Assigned task:
Your answer should consist of the lines below that hold the word "minutes".

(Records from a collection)
⟨

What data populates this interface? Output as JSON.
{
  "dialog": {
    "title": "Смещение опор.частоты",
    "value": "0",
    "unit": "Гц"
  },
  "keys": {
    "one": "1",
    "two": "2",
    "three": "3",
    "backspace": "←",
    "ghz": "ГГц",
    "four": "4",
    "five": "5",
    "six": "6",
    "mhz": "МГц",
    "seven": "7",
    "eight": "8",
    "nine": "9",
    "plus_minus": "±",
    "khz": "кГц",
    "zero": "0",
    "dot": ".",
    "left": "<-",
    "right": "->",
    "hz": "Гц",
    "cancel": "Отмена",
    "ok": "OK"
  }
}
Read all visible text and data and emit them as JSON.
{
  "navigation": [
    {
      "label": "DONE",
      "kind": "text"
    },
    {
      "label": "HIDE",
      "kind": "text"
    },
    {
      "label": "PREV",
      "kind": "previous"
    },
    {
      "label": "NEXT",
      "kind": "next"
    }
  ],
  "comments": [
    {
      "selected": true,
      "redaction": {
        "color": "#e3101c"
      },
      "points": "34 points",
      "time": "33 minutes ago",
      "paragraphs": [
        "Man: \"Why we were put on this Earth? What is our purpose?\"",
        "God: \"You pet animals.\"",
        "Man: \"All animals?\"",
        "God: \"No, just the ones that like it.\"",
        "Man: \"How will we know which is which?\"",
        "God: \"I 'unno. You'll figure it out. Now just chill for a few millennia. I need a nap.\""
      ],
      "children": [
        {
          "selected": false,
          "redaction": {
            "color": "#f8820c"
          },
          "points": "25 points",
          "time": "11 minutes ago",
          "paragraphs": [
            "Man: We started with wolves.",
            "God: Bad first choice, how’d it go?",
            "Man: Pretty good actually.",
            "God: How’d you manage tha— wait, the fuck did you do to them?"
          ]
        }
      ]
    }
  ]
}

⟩

Answer box:
      "time": "33 minutes ago",
          "time": "11 minutes ago",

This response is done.